We’re getting closer and closer to the 2015 Secret U.S. Classic, happening this Saturday in Hoffman Estates! Before we get everything started, we’ve said time and again that you need to get to know the gymnasts you’ll see live from the Sears Center Arena.
So far, we’ve introduced you to most of the juniors and a handful of seniors, many of whom are new to the scene or still working their way up the elite ladder. This next group is probably full of girls you know somewhat well – including world champions, one of last year’s junior stars, and even an NCAA superstar. These ladies have been around the block, but all have experienced setbacks or breaks in elite training leading up to this meet, which is acting as a sort of comeback for all of them. Check out the list below for a refresher course on these super resilient young women.
1. Brenna Dowell, GAGE
The Comeback Story: After Brenna was chosen as the alternate to the 2014 World Championship team, she ‘retired’ from elite gymnastics to attend the University of Oklahoma. She had a standout freshman season where she earned a perfect 10 on bars and the silver medal on floor at the NCAA National Championships. In early June, Brenna announced that she would be deferring for a year to attempt to make the 2016 Olympic Team. Although we haven’t seen any Brenna compete in the all-around as an elite since March of 2014, she appeared to be in great shape throughout the collegiate season. Brenna’s success will depend on her ability to regain her elite skills while competing with the consistency and confidence that she gained in college.
2. Madison Kocian, WOGA
The Comeback Story: Madison injured her wrist just weeks after her gold medal-winning performance at the 2014 World Championships. She had surgery in November and was still in a splint as late as the January training camp. She’s been missing at camp all spring, so it will be interesting to see how Madison looks, especially on bars, where she earned a 15.4 at last year’s U.S. Classic.
3. Polina Shchennikova, TIGAR
The Comeback Story: Polina was dubbed ‘the new Nastia’ by many fans when she made her elite debut in 2011, sharing similar skills and the same long lines as her gym hero. After sitting out the 2014 season due to a major back injury, Polina will compete in her first U.S. Classic as a senior this weekend. Polina has developed quite a bit over the last year and seems to be more comfortable with her stature than she did as a 14-year-old in 2012. She won bars this year at the American Classic where she earned an impressive 15.0.
4. Ashton Locklear, Everest

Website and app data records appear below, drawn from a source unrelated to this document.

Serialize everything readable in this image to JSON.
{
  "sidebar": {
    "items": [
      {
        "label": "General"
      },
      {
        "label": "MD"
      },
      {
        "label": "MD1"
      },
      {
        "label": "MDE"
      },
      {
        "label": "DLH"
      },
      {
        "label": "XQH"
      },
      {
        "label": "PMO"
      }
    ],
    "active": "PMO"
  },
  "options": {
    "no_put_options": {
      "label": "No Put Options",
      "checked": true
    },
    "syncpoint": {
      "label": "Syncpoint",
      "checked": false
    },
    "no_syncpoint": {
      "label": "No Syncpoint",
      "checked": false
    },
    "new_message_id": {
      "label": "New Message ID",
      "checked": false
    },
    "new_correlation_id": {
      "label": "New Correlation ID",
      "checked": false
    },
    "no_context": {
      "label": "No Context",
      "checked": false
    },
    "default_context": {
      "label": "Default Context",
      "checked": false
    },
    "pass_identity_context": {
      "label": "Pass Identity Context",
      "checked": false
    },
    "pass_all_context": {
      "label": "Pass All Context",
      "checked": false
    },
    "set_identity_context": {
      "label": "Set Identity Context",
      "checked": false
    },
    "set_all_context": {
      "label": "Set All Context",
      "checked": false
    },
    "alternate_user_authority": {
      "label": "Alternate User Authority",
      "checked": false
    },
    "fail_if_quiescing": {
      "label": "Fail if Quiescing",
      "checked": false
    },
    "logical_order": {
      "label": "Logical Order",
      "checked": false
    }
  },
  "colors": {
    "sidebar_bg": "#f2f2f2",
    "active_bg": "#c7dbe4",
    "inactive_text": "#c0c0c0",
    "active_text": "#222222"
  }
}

The Comeback Story: Ashton placed fourth in the world during the uneven bars final in Nanning last year after her shocking rise to elite prominence, going from a relative unknown in July to the girl who seemed most likely to save the U.S. on bars. The reigning national bars champion tore her rotator cuff after World Championships and had reparative surgery in March. Ashton has stated that she’ll just be competing her “basic routines” this weekend as she’s still recovering. Will that be enough for a second consecutive bars title?
5. Sabrina Vega, GAGE
The Comeback Story: Sabrina was a consistent staple on the national team from 2009 to 2012. She contributed to team titles at the 2009 Junior Pan American Championships, the 2010 Pacific Rim Championships, and the 2011 World Championships. After not being selected for the 2012 Olympic team, Sabrina initially disappeared from the elite scene. In late 2013, news arose that she had moved to GAGE to train with Al Fong. After struggling with multiple injuries, Sabrina returned to camp in fall of 2014 but still has not competed since Olympic Trials three years ago. With this gap in her history, numerous injuries (including a recent surgery), and the move to a new gym, she’s definitely the biggest wildcard we’ll see this weekend.
6. Nia Dennis, Legacy Elite
The Comeback Story: Nia earned the silver all-around medal in the junior division at the 2014 U.S. Classic, but then suffered a knee contusion that limited her training over the winter and spring. For awhile, she trained only on bars with USA Gymnastics sharing a video of her work there at the January camp, and she was not selected for the Jesolo team a couple months later. In June, Nia was selected as an alternate for the Pan American Games team and then last week she shocked fans by moving from Buckeye to Legacy Elite. With this major change and not having competed full routines since last summer, it’s hard to say how she’ll look this weekend in her senior elite debut.
Article by Bekah Harbison